> [Items from a dataset]:
__________
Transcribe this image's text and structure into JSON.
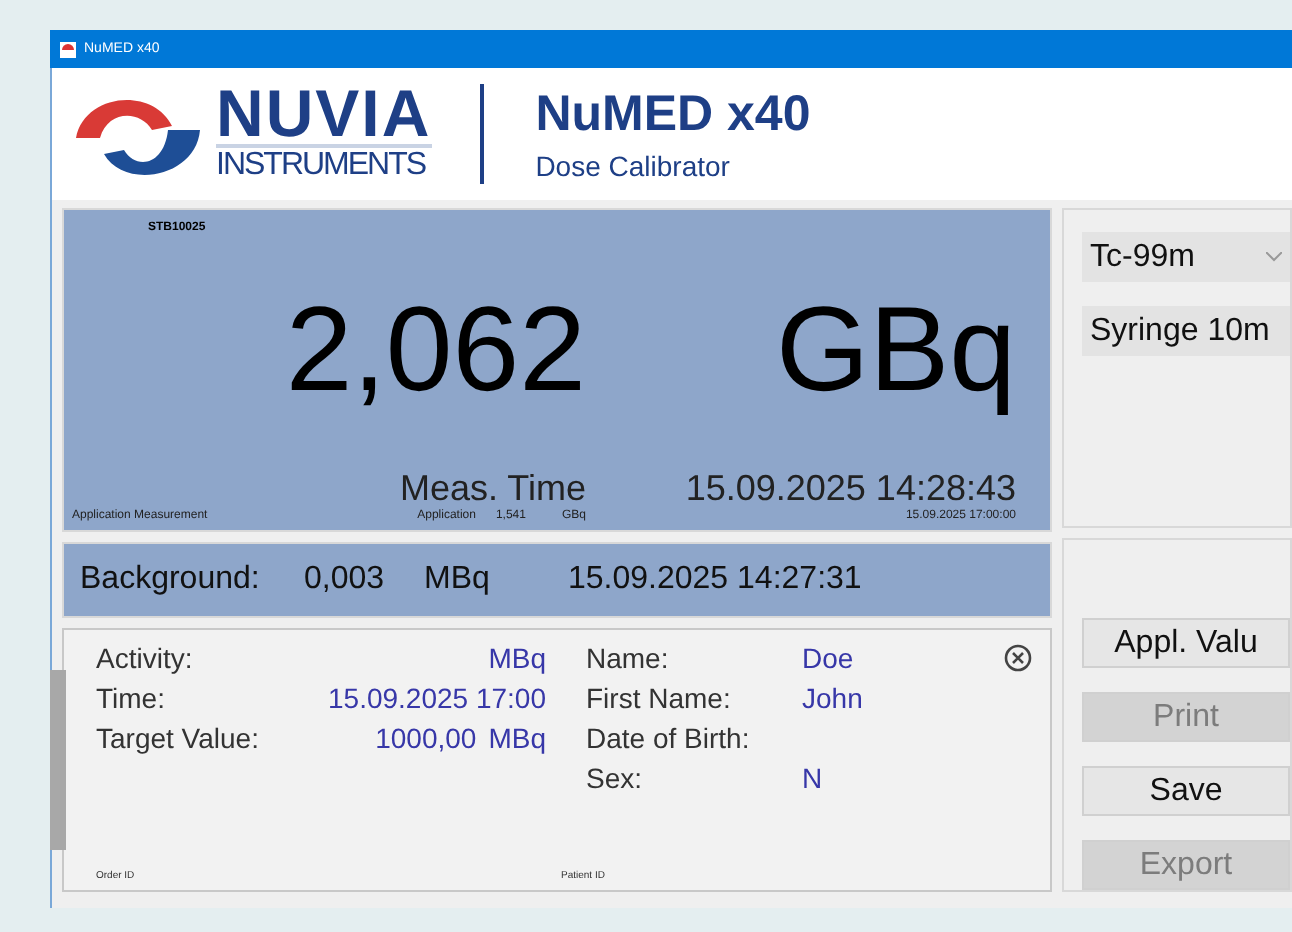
{
  "window": {
    "title": "NuMED x40"
  },
  "header": {
    "brand": "NUVIA",
    "brand_sub": "INSTRUMENTS",
    "product": "NuMED x40",
    "subtitle": "Dose Calibrator"
  },
  "measurement": {
    "serial": "STB10025",
    "value": "2,062",
    "unit": "GBq",
    "time_label": "Meas. Time",
    "time": "15.09.2025 14:28:43",
    "mode": "Application Measurement",
    "application_label": "Application",
    "application_value": "1,541",
    "application_unit": "GBq",
    "application_time": "15.09.2025 17:00:00"
  },
  "background": {
    "label": "Background:",
    "value": "0,003",
    "unit": "MBq",
    "time": "15.09.2025 14:27:31"
  },
  "order": {
    "fields": [
      {
        "label": "Activity:",
        "unit": "MBq"
      },
      {
        "label": "Time:",
        "value": "15.09.2025 17:00"
      },
      {
        "label": "Target Value:",
        "value": "1000,00",
        "unit": "MBq"
      }
    ],
    "id_label": "Order ID"
  },
  "patient": {
    "fields": [
      {
        "label": "Name:",
        "value": "Doe"
      },
      {
        "label": "First Name:",
        "value": "John"
      },
      {
        "label": "Date of Birth:"
      },
      {
        "label": "Sex:",
        "value": "N"
      }
    ],
    "id_label": "Patient ID"
  },
  "nuclide": {
    "value": "Tc-99m"
  },
  "geometry": {
    "value": "Syringe 10m"
  },
  "buttons": [
    {
      "label": "Appl. Valu",
      "disabled": false
    },
    {
      "label": "Print",
      "disabled": true
    },
    {
      "label": "Save",
      "disabled": false
    },
    {
      "label": "Export",
      "disabled": true
    }
  ]
}
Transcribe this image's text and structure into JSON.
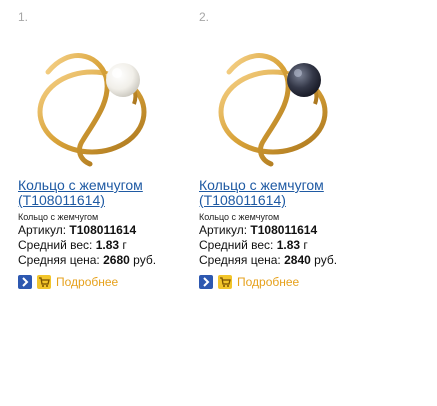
{
  "products": [
    {
      "index": "1.",
      "title": "Кольцо с жемчугом (Т108011614)",
      "subtitle": "Кольцо с жемчугом",
      "sku_label": "Артикул:",
      "sku": "Т108011614",
      "weight_label": "Средний вес:",
      "weight": "1.83",
      "weight_unit": "г",
      "price_label": "Средняя цена:",
      "price": "2680",
      "price_unit": "руб.",
      "more_label": "Подробнее",
      "pearl_color": "#f4f2ee"
    },
    {
      "index": "2.",
      "title": "Кольцо с жемчугом (Т108011614)",
      "subtitle": "Кольцо с жемчугом",
      "sku_label": "Артикул:",
      "sku": "Т108011614",
      "weight_label": "Средний вес:",
      "weight": "1.83",
      "weight_unit": "г",
      "price_label": "Средняя цена:",
      "price": "2840",
      "price_unit": "руб.",
      "more_label": "Подробнее",
      "pearl_color": "#2f3342"
    }
  ],
  "colors": {
    "link": "#1f5aa3",
    "more_link": "#e6a11c",
    "gold": "#d9a339",
    "more_button": "#2d58b0",
    "cart_button": "#f2c52b"
  },
  "icons": {
    "more": "chevron-right-icon",
    "cart": "cart-icon"
  }
}
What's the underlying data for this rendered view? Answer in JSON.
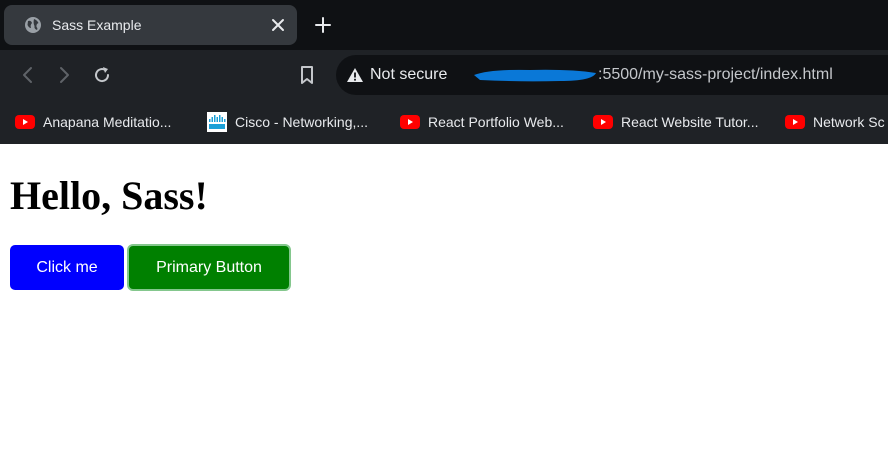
{
  "browser": {
    "tab": {
      "title": "Sass Example",
      "favicon": "globe-icon"
    },
    "toolbar": {
      "security_label": "Not secure",
      "url_visible": ":5500/my-sass-project/index.html",
      "redaction_color": "#0a78d7"
    },
    "bookmarks": [
      {
        "label": "Anapana Meditatio...",
        "icon": "youtube-icon"
      },
      {
        "label": "Cisco - Networking,...",
        "icon": "cisco-icon"
      },
      {
        "label": "React Portfolio Web...",
        "icon": "youtube-icon"
      },
      {
        "label": "React Website Tutor...",
        "icon": "youtube-icon"
      },
      {
        "label": "Network Sc",
        "icon": "youtube-icon"
      }
    ]
  },
  "page": {
    "heading": "Hello, Sass!",
    "buttons": [
      {
        "label": "Click me",
        "color": "#0000ff"
      },
      {
        "label": "Primary Button",
        "color": "#008000"
      }
    ]
  }
}
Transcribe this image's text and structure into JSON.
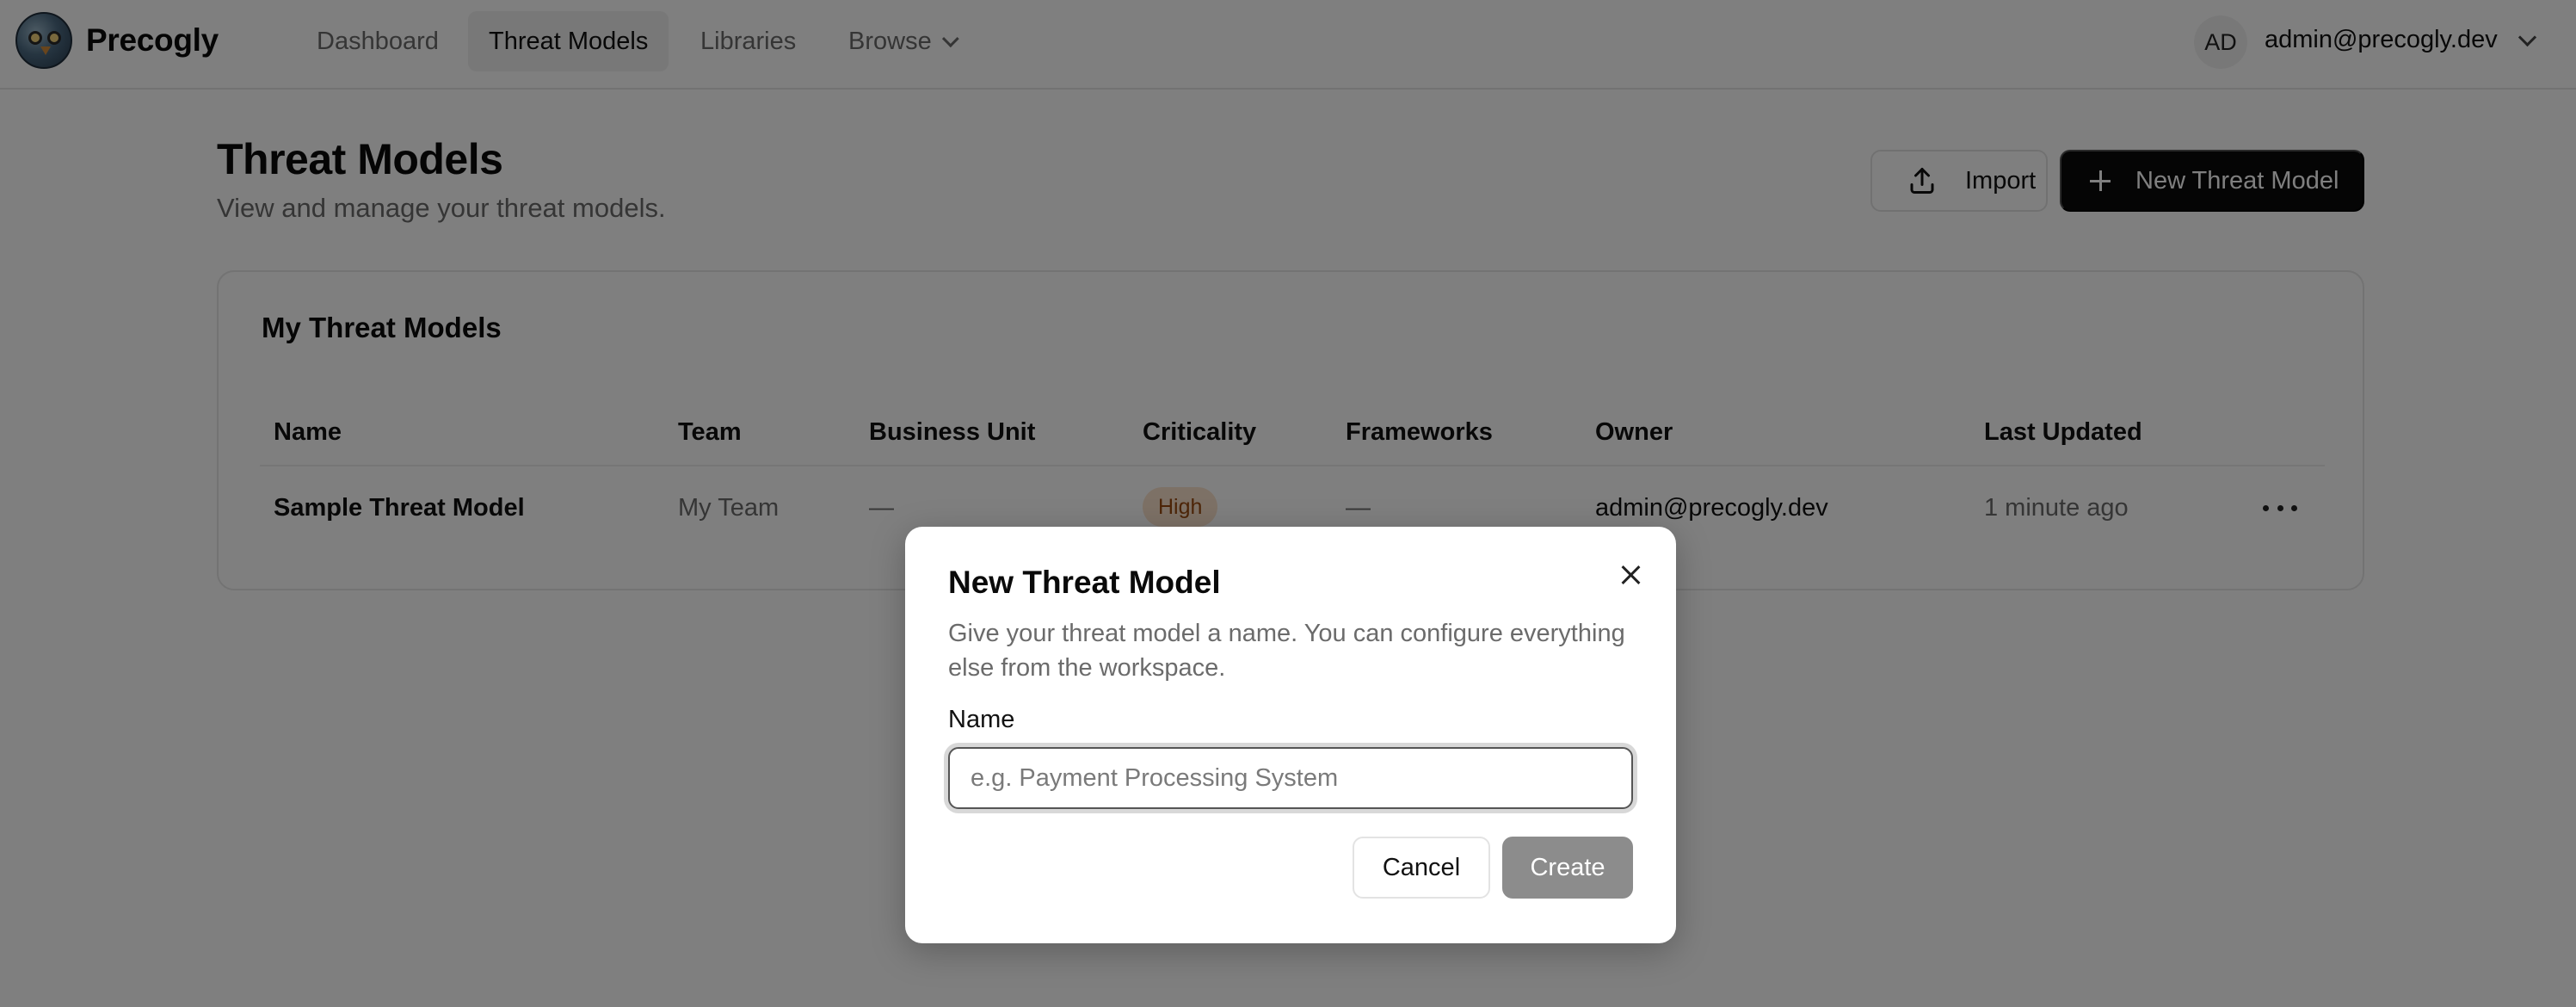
{
  "app": {
    "name": "Precogly"
  },
  "nav": {
    "items": [
      {
        "label": "Dashboard"
      },
      {
        "label": "Threat Models"
      },
      {
        "label": "Libraries"
      },
      {
        "label": "Browse"
      }
    ],
    "active": "Threat Models"
  },
  "user": {
    "initials": "AD",
    "email": "admin@precogly.dev"
  },
  "page": {
    "title": "Threat Models",
    "subtitle": "View and manage your threat models.",
    "import_label": "Import",
    "new_label": "New Threat Model"
  },
  "card": {
    "title": "My Threat Models",
    "columns": [
      "Name",
      "Team",
      "Business Unit",
      "Criticality",
      "Frameworks",
      "Owner",
      "Last Updated"
    ],
    "rows": [
      {
        "name": "Sample Threat Model",
        "team": "My Team",
        "business_unit": "—",
        "criticality": "High",
        "frameworks": "—",
        "owner": "admin@precogly.dev",
        "last_updated": "1 minute ago"
      }
    ]
  },
  "dialog": {
    "title": "New Threat Model",
    "description": "Give your threat model a name. You can configure everything else from the workspace.",
    "name_label": "Name",
    "name_value": "",
    "name_placeholder": "e.g. Payment Processing System",
    "cancel_label": "Cancel",
    "create_label": "Create"
  },
  "colors": {
    "primary": "#0b0b0b",
    "badge_high_bg": "#fbe3cc",
    "badge_high_text": "#9a4a10",
    "overlay": "rgba(0,0,0,0.5)"
  }
}
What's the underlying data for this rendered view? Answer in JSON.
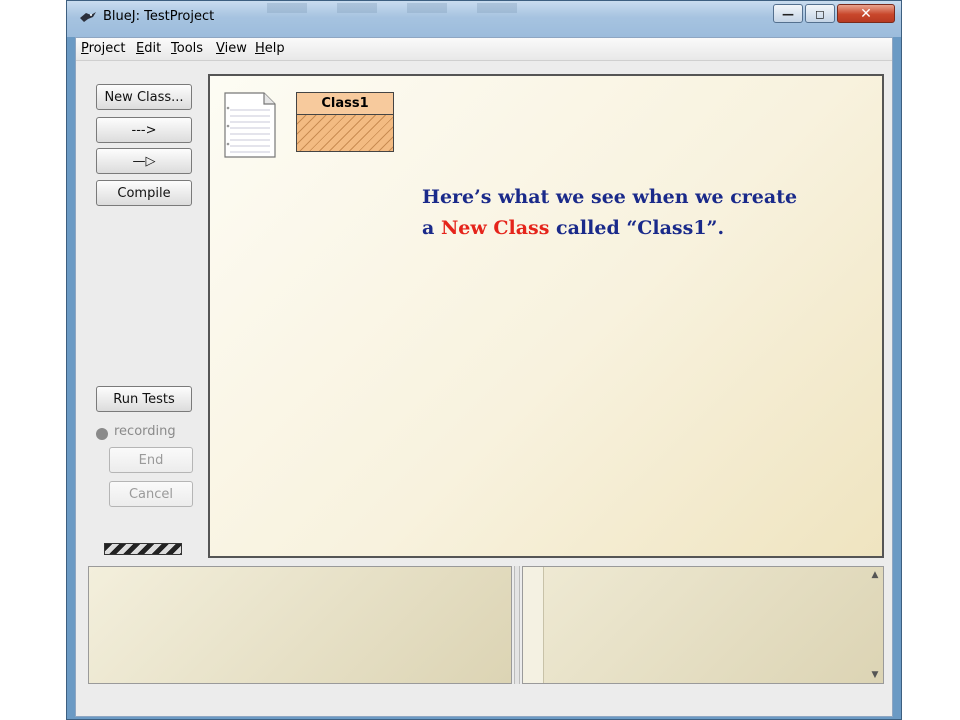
{
  "window": {
    "title": "BlueJ: TestProject"
  },
  "title_controls": {
    "minimize_glyph": "—",
    "maximize_glyph": "◻",
    "close_glyph": "✕"
  },
  "menubar": {
    "items": [
      {
        "label": "Project",
        "mnemonic": "P",
        "rest": "roject"
      },
      {
        "label": "Edit",
        "mnemonic": "E",
        "rest": "dit"
      },
      {
        "label": "Tools",
        "mnemonic": "T",
        "rest": "ools"
      },
      {
        "label": "View",
        "mnemonic": "V",
        "rest": "iew"
      },
      {
        "label": "Help",
        "mnemonic": "H",
        "rest": "elp"
      }
    ]
  },
  "sidebar": {
    "new_class_label": "New Class...",
    "uses_arrow_label": "--->",
    "inherits_arrow_label": "—▷",
    "compile_label": "Compile",
    "run_tests_label": "Run Tests",
    "recording_label": "recording",
    "end_label": "End",
    "cancel_label": "Cancel"
  },
  "canvas": {
    "class_name": "Class1",
    "annotation_line1": "Here’s what we see when we create",
    "annotation_prefix": "a ",
    "annotation_highlight": "New Class",
    "annotation_suffix": " called “Class1”."
  },
  "colors": {
    "annotation": "#1a2a8a",
    "highlight": "#e5241b",
    "class_fill": "#f6c189"
  }
}
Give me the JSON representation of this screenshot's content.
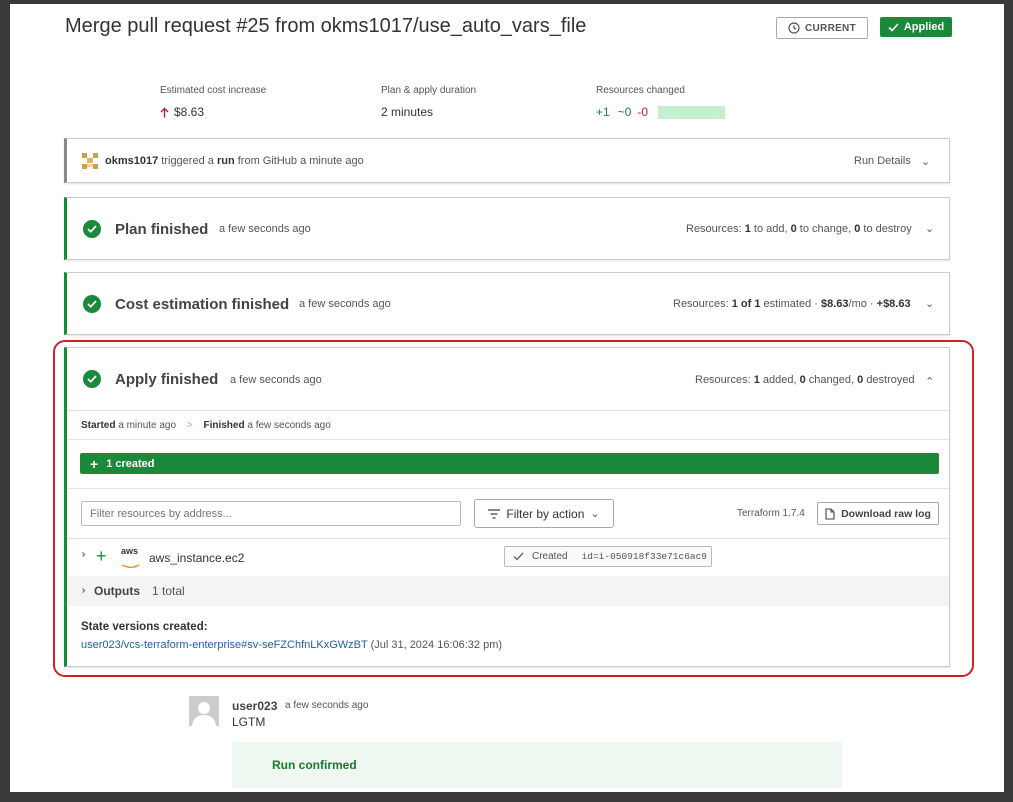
{
  "header": {
    "title": "Merge pull request #25 from okms1017/use_auto_vars_file",
    "current_label": "CURRENT",
    "applied_label": "Applied"
  },
  "stats": {
    "cost_label": "Estimated cost increase",
    "cost_value": "$8.63",
    "duration_label": "Plan & apply duration",
    "duration_value": "2 minutes",
    "resources_label": "Resources changed",
    "added": "+1",
    "changed": "~0",
    "destroyed": "-0"
  },
  "trigger": {
    "user": "okms1017",
    "t1": "triggered a",
    "run": "run",
    "t2": "from GitHub a minute ago",
    "details": "Run Details"
  },
  "plan": {
    "title": "Plan finished",
    "time": "a few seconds ago",
    "r_label": "Resources:",
    "add": "1",
    "add_t": "to add,",
    "change": "0",
    "change_t": "to change,",
    "destroy": "0",
    "destroy_t": "to destroy"
  },
  "cost": {
    "title": "Cost estimation finished",
    "time": "a few seconds ago",
    "r_label": "Resources:",
    "of": "1 of 1",
    "estimated": "estimated ·",
    "monthly": "$8.63",
    "per_mo": "/mo ·",
    "delta": "+$8.63"
  },
  "apply": {
    "title": "Apply finished",
    "time": "a few seconds ago",
    "r_label": "Resources:",
    "added": "1",
    "added_t": "added,",
    "changed": "0",
    "changed_t": "changed,",
    "destroyed": "0",
    "destroyed_t": "destroyed",
    "started_label": "Started",
    "started_time": "a minute ago",
    "arrow": ">",
    "finished_label": "Finished",
    "finished_time": "a few seconds ago",
    "created_bar": "1 created",
    "filter_placeholder": "Filter resources by address...",
    "filter_action": "Filter by action",
    "terraform_version": "Terraform 1.7.4",
    "download": "Download raw log",
    "resource_name": "aws_instance.ec2",
    "aws_text": "aws",
    "created_label": "Created",
    "resource_id": "id=i-050918f33e71c6ac9",
    "outputs_label": "Outputs",
    "outputs_count": "1 total",
    "state_label": "State versions created:",
    "state_link": "user023/vcs-terraform-enterprise#sv-seFZChfnLKxGWzBT",
    "state_time": "(Jul 31, 2024 16:06:32 pm)"
  },
  "comment": {
    "user": "user023",
    "time": "a few seconds ago",
    "text": "LGTM",
    "confirmed": "Run confirmed"
  },
  "colors": {
    "green": "#1a8a3a",
    "red": "#d0202a",
    "link": "#1f5fb0",
    "blue_changed": "#1f5fb0"
  },
  "resources_bar": {
    "added_fraction": 1.0
  }
}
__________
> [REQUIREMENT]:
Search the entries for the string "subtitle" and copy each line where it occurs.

> [FINAL ANSWER]:
    "subtitle": "Dose Calibrator"
      "subtitle": "Кольцо с жемчугом",
      "subtitle": "Кольцо с жемчугом",
    "subtitle": "View and manage your threat models.",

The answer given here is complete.